The BU campus shuttered for five days by record-fast, much higher than normal snowfall in just over two weeks. Boston public transit paralyzed. Local towns exhausting snow removal budgets before Valentine’s Day.
Need we tell you it’s been a hell of a winter?
For an explanation of why, and what it might portend, BU Today consulted Bruce Anderson, a College of Arts & Sciences professor of earth and environment, who has researched global temperatures.
BU Today: This year’s snowfall of 76 inches and counting is way above normal—31 inches more than what we average during a typical winter. Why aren’t we getting normal this year?
Anderson: I haven’t seen a good analysis of it yet, and it will probably take a few months to come to a good understanding. The short answer is that the storm track has settled over us, and we’re seeing a continuous influx of storms into our region. As an aside, be aware that it is actually very unlikely to get close to the “normal” amount of snow (or rain or temperatures) in any given year. This is an old image for Boston, but it shows year-to-year deviations in snow:
Note how few of the bars are short—i.e., near normal. That just means that nearly every year is going to be different than normal.
Is this record snowfall an example of climate change?
These are singular weather events, not changes in climate (i.e., changes in the expected weather we have received in the past versus what we might receive in the future). That said, there is the expectation that weather events like these will become more common in a warmer world, so think of these events as a prologue, or an example, of what we might expect in the future for our region.

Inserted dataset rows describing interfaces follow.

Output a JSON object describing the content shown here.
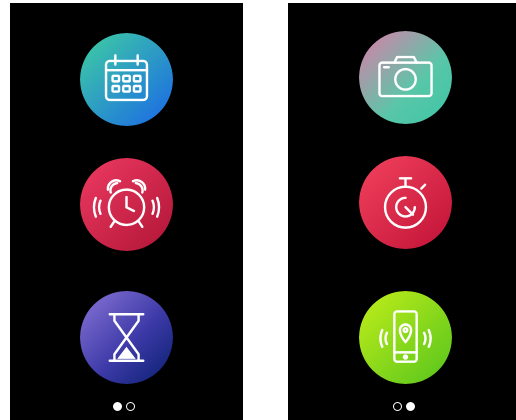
{
  "screens": [
    {
      "apps": [
        {
          "icon": "calendar-icon",
          "gradient": [
            "#39c6a0",
            "#1f6fe0"
          ]
        },
        {
          "icon": "alarm-clock-icon",
          "gradient": [
            "#e8365e",
            "#b7183a"
          ]
        },
        {
          "icon": "hourglass-timer-icon",
          "gradient": [
            "#7c6bd1",
            "#0c2a7a"
          ]
        }
      ],
      "pager": {
        "pages": 2,
        "active_page": 1
      }
    },
    {
      "apps": [
        {
          "icon": "camera-icon",
          "gradient": [
            "#d983a6",
            "#3bc6a4"
          ]
        },
        {
          "icon": "stopwatch-icon",
          "gradient": [
            "#f04060",
            "#c2123c"
          ]
        },
        {
          "icon": "find-phone-icon",
          "gradient": [
            "#b6ea1a",
            "#5fc71c"
          ]
        }
      ],
      "pager": {
        "pages": 2,
        "active_page": 2
      }
    }
  ]
}
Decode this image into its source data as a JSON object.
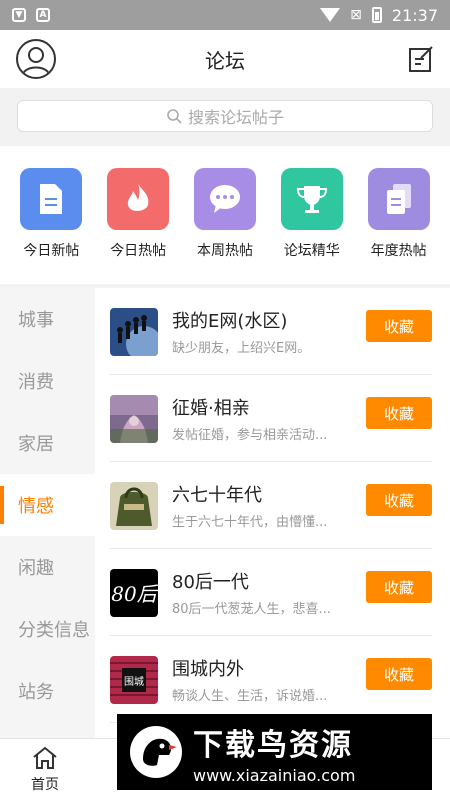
{
  "statusbar": {
    "time": "21:37",
    "icons": [
      "shield-icon",
      "a-icon"
    ]
  },
  "header": {
    "title": "论坛"
  },
  "search": {
    "placeholder": "搜索论坛帖子"
  },
  "categories": [
    {
      "label": "今日新帖",
      "color": "#5b8def",
      "icon": "document-icon"
    },
    {
      "label": "今日热帖",
      "color": "#f46b6b",
      "icon": "flame-icon"
    },
    {
      "label": "本周热帖",
      "color": "#a88de6",
      "icon": "chat-icon"
    },
    {
      "label": "论坛精华",
      "color": "#2fc6a0",
      "icon": "trophy-icon"
    },
    {
      "label": "年度热帖",
      "color": "#9d8ce0",
      "icon": "files-icon"
    }
  ],
  "sidebar": {
    "items": [
      {
        "label": "城事"
      },
      {
        "label": "消费"
      },
      {
        "label": "家居"
      },
      {
        "label": "情感",
        "active": true
      },
      {
        "label": "闲趣"
      },
      {
        "label": "分类信息"
      },
      {
        "label": "站务"
      }
    ]
  },
  "forums": [
    {
      "name": "我的E网(水区)",
      "desc": "缺少朋友，上绍兴E网。",
      "button": "收藏"
    },
    {
      "name": "征婚·相亲",
      "desc": "发帖征婚，参与相亲活动...",
      "button": "收藏"
    },
    {
      "name": "六七十年代",
      "desc": "生于六七十年代，由懵懂...",
      "button": "收藏"
    },
    {
      "name": "80后一代",
      "desc": "80后一代葱茏人生，悲喜...",
      "button": "收藏"
    },
    {
      "name": "围城内外",
      "desc": "畅谈人生、生活，诉说婚...",
      "button": "收藏"
    }
  ],
  "bottomnav": {
    "home_label": "首页"
  },
  "watermark": {
    "title": "下载鸟资源",
    "url": "www.xiazainiao.com"
  },
  "colors": {
    "accent": "#ff8a00",
    "sidebar_active": "#ff7f00"
  }
}
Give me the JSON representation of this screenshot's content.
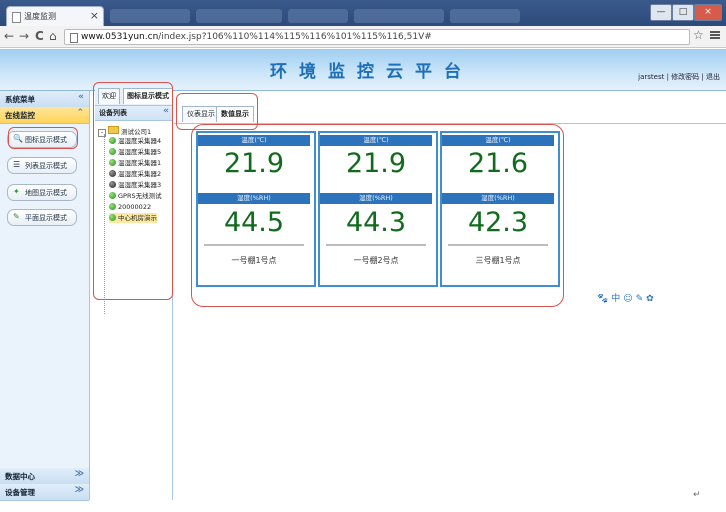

But it is hard (and confusing) to attribute singular events to climate change. As for why, it turns out that as the atmosphere warms, it can contain more water vapor. When that vapor condenses as precipitation, it means that there is more water falling to the ground. The key will be temperature: above 32 degrees Fahrenheit and it falls as rain, leading to less snow; less than 32 Fahrenheit and it falls as snow, leading to (obviously) more snow. Given that Boston’s average winter temperature hovers around 32, we may see more overall precipitation as a result of climate change, but depending upon the particular temperatures during a given year and storm, it could be more rain and less snow or more snow. The heavy snowfall in record short time has more to do with seasonal climate variations, again related to where the storm track settles for a while, and hence where the storms traverse.
Last winter was also very snowy, albeit within a less compressed time frame. Can we expect to see more winters like this in coming years, or is this likely to be an aberration?
This question isn’t necessarily related to climate change or seasonal climate variability, but to what we call inter-annual-to-decadal climate variability. For our region, the conventional wisdom is that the North Atlantic Oscillation, fluctuations in atmospheric sea pressure, controls the jet stream and storm track across our region, and that is related to slow changes in the ocean temperatures of the North Atlantic, as well as possibly changes in sea ice over the Arctic. But in fact, we are also affected by multiple other modes of climate variability. The take-home message from this Journal of Geophysical Research paper is that there is “a lack of significant relationship between winter precipitation over the northeastern United States and large-scale modes of climate variability.” Predicting snowfall in New England is really difficult.
We’ve had snow and frigid temperatures simultaneously. Aren’t they usually mutually exclusive?
They tend to be on a day-to-day basis (clear, cold conditions versus cool, wet conditions, like during a nor’easter). But in any given season, we can have a string of both types of weather patterns as the storm track slowly shifts—for instance, persistent cold air coming down from Canada for a period of days or weeks, followed by a shift in the storm track, which brings storms up from the South or possibly from the Great Lakes.
What advice would you offer public and transit officials trying to provide services in such adverse conditions?
Save for a rainy day. In other words, there are going to be years where we don’t end up blowing through our snow budget, and have a surplus; if we then go and spend that money elsewhere, it’s not going to be around when we really need it. Climate is variable; some years are good, some are bad, and most important, past is not prologue. Just because the last two years were bad doesn’t mean the next year will be as well. Conversely, when things have been going well, we still have to have some expectation that they can turn bad quickly.